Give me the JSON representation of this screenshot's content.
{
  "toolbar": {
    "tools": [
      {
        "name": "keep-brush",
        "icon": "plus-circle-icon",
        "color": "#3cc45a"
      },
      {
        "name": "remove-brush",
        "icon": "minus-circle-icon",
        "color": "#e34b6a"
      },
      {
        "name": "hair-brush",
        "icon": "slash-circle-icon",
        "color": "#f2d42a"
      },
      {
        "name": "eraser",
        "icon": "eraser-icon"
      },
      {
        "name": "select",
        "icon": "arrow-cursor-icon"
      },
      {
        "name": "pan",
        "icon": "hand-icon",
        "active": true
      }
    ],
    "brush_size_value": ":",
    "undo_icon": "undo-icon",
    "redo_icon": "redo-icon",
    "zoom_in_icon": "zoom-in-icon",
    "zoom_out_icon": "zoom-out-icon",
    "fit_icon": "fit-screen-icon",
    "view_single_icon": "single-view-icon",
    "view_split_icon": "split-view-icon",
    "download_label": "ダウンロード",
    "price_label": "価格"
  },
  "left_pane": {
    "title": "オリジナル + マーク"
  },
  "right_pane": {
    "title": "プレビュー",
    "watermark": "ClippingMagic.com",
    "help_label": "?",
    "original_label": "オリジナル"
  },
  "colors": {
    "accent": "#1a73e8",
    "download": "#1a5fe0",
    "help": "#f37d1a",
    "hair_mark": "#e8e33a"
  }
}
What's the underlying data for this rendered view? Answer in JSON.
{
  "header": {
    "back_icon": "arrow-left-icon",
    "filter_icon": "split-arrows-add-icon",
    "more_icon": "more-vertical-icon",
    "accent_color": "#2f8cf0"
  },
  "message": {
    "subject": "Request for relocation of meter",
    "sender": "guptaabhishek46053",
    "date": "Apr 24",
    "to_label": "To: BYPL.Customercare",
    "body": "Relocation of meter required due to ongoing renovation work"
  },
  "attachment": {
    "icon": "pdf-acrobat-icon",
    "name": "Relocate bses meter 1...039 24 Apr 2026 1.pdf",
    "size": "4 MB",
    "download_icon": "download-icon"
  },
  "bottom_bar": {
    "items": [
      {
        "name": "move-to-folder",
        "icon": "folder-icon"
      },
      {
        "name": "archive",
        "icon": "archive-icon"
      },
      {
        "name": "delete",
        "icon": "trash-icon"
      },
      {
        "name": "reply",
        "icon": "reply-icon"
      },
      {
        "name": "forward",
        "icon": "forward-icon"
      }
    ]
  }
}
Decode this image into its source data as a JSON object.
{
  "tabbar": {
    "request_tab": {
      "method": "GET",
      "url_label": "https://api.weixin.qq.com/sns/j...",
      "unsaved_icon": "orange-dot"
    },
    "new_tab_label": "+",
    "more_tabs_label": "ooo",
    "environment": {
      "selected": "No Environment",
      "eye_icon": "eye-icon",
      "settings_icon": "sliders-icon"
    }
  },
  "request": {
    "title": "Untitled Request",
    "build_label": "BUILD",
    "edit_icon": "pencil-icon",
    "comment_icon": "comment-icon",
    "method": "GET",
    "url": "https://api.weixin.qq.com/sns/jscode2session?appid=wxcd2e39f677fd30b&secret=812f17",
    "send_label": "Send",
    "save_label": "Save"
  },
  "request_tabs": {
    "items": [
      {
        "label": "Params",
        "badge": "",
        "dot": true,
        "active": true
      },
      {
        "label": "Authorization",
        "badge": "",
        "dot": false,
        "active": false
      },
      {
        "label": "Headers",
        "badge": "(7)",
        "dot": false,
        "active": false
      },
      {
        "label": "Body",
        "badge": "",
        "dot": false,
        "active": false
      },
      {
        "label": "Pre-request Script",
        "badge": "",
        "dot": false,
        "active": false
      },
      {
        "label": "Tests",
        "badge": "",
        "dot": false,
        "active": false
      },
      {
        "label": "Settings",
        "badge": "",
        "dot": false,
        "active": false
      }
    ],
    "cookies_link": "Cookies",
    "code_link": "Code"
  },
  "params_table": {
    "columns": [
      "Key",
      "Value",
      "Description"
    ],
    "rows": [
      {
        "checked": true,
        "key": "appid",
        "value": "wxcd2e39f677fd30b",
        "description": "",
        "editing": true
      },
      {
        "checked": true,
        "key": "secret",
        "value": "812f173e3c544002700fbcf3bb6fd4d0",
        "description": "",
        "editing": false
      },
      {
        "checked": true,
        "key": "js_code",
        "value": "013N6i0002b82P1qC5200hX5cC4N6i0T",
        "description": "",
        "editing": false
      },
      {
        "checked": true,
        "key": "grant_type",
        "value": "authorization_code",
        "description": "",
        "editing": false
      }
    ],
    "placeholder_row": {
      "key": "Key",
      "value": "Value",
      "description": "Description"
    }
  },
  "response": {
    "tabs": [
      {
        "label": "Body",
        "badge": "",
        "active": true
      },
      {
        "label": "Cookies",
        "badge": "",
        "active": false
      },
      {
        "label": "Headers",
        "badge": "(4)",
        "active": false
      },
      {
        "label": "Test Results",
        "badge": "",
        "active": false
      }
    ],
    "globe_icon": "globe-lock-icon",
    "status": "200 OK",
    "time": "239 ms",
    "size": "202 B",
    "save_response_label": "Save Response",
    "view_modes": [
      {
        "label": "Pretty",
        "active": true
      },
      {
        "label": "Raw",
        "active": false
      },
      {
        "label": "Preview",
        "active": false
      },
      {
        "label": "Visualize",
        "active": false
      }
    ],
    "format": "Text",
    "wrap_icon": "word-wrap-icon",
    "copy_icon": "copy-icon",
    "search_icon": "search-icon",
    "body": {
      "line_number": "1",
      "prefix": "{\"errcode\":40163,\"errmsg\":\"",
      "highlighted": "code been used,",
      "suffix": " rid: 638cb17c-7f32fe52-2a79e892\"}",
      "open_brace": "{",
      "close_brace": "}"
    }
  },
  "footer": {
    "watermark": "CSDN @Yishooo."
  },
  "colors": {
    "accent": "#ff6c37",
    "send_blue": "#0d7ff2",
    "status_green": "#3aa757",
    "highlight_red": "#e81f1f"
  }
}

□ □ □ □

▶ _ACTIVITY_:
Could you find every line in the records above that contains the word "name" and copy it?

▶ _RESULT BELOW_:
        "name": "keep-brush",
        "name": "remove-brush",
        "name": "hair-brush",
        "name": "eraser",
        "name": "select",
        "name": "pan",
    "name": "Relocate bses meter 1...039 24 Apr 2026 1.pdf",
        "name": "move-to-folder",
        "name": "archive",
        "name": "delete",
        "name": "reply",
        "name": "forward",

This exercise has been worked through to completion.